This is a topic that has given way to a lot of debate over the years. That is why today, I want to dive a little deeper to see if there truly is a conclusive link between cracking your knuckles and developing arthritis.
First things first, let’s look at arthritis in general and how it can affect our hands, what happens when you crack your knuckles, and then off to the experts to see what they say about this link. Old Wives tale or pure fact?
How Arthritis Can Affect Your Hands:
There are 100+ different types of arthritis and related conditions in the world today. More than 10 million in the UK live with arthritis. This makes it the biggest cause of disability by far.
With there being many different forms of arthritis, it makes sense that there are a number of ways it can affect you. Everyone experiences arthritis differently. The more common symptoms we all may face can be:
- Pitted nails (when you have tiny dents in your nails)
- Painful ulcers
- Thickened skin (this can make bending finger difficult and uncomfortable)
What Happens When Your Crack Your Knuckles?
For me, I love the sound that cracking my knuckles makes and there is also a feeling of relief, like I have released some pressure. This may be different for you of course. When you crack your knuckles, here’s what happens on the inside:
- There is a cavity between all of your knuckles that is filled with a fluid and this is called ‘synovial fluid’. This is what lubricates your joints around your body.
- When you stretch your knuckles out, you are releasing a gas that forms a bubble within the synovial fluid. This bubble then collapses and makes a popping sound. This can be done deliberately when you crack your joints but it can also happen when we move, you may not have control over it.
- Cracking your joints causes this bubble to pop and it won’t pop again because it can take around 2o minutes for the gas to build up again and form more bubbles.
Let’s See What The Experts Say:
An American physician, Donald Unger performed an experiment on himself to answer this age old question. He was a self described researcher who chose to crack his knuckles in only one had for up to 60 years. He didn’t crack the other.
After his 60 years of research, he found that he didn’t have any more arthritis in one hand than he did in the other. The vast majority of other medical sources agree with his findings, which is a relief for me (I’ve cracked my knuckles countless times writing this blog).

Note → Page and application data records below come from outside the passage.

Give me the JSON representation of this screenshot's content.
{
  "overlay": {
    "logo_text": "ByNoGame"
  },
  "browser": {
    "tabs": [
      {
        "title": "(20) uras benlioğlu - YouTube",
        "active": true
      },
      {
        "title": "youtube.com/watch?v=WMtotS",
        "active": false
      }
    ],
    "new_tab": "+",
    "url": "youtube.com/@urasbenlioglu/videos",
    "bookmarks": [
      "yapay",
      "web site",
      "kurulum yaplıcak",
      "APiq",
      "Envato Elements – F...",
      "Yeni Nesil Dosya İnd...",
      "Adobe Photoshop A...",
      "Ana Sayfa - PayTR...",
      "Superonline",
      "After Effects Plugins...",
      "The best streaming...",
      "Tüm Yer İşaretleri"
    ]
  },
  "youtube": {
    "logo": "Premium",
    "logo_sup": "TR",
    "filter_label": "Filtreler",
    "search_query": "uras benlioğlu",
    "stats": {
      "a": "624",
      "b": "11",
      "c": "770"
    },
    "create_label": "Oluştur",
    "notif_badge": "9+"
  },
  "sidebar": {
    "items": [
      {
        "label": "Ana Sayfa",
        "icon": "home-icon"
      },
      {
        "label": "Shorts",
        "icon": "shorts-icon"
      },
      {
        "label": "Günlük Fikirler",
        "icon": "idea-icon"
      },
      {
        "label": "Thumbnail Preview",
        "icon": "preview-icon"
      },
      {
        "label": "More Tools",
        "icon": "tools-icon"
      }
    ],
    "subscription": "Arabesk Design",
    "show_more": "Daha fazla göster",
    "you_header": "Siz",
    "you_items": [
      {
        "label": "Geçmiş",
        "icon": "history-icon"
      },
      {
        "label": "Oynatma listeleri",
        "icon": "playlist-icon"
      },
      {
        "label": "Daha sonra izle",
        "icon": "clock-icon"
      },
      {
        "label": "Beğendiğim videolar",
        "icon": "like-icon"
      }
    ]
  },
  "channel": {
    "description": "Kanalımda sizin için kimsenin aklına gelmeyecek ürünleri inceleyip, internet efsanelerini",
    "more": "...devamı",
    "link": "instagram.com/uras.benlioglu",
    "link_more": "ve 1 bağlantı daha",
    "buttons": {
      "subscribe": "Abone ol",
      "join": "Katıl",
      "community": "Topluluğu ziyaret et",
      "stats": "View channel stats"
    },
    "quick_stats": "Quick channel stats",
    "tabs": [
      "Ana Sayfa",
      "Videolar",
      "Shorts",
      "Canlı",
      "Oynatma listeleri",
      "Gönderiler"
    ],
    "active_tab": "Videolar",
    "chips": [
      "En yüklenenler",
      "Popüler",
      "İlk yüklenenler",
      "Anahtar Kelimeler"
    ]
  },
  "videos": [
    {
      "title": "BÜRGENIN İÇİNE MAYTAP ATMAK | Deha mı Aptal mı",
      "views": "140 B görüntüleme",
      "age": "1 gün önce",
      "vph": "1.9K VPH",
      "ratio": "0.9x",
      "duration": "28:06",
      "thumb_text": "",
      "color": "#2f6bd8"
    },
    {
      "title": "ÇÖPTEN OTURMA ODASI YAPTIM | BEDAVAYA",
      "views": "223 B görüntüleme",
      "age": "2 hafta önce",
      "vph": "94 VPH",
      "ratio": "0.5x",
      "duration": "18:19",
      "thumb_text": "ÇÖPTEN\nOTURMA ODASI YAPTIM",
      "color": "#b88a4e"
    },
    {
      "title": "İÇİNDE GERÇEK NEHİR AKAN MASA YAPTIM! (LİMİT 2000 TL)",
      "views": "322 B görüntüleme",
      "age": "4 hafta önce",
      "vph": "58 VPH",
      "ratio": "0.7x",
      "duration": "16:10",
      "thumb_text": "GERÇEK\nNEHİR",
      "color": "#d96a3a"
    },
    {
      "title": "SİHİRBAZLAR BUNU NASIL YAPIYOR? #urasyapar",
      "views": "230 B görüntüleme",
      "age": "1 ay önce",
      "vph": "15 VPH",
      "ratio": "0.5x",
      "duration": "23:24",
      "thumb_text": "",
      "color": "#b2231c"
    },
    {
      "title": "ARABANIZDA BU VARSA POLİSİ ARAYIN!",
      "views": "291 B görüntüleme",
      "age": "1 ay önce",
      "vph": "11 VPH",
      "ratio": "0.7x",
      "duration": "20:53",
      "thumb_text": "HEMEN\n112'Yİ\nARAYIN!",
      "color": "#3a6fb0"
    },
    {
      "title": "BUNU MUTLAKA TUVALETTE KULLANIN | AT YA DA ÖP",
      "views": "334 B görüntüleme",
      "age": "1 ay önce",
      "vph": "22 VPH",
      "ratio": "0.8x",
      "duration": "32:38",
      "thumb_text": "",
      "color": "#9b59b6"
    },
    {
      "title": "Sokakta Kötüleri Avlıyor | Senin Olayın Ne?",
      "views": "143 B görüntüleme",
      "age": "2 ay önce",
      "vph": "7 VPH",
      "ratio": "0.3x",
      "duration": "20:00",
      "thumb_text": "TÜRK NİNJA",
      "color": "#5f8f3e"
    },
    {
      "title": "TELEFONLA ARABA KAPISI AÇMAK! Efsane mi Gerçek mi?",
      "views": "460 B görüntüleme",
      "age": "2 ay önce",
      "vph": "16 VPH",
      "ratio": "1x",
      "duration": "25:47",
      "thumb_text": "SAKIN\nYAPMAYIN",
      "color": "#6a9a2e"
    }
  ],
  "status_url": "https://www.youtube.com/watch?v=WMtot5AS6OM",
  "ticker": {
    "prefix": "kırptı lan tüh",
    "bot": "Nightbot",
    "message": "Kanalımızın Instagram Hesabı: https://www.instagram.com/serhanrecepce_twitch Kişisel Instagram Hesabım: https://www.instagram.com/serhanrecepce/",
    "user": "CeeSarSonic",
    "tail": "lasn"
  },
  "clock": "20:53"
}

Of course, cracking your knuckles shouldn’t be painful, cause any swelling or change the shape of your joint. Should any of the previous points happen, something may be happening under the surface and it’s important that you talk to your doctor.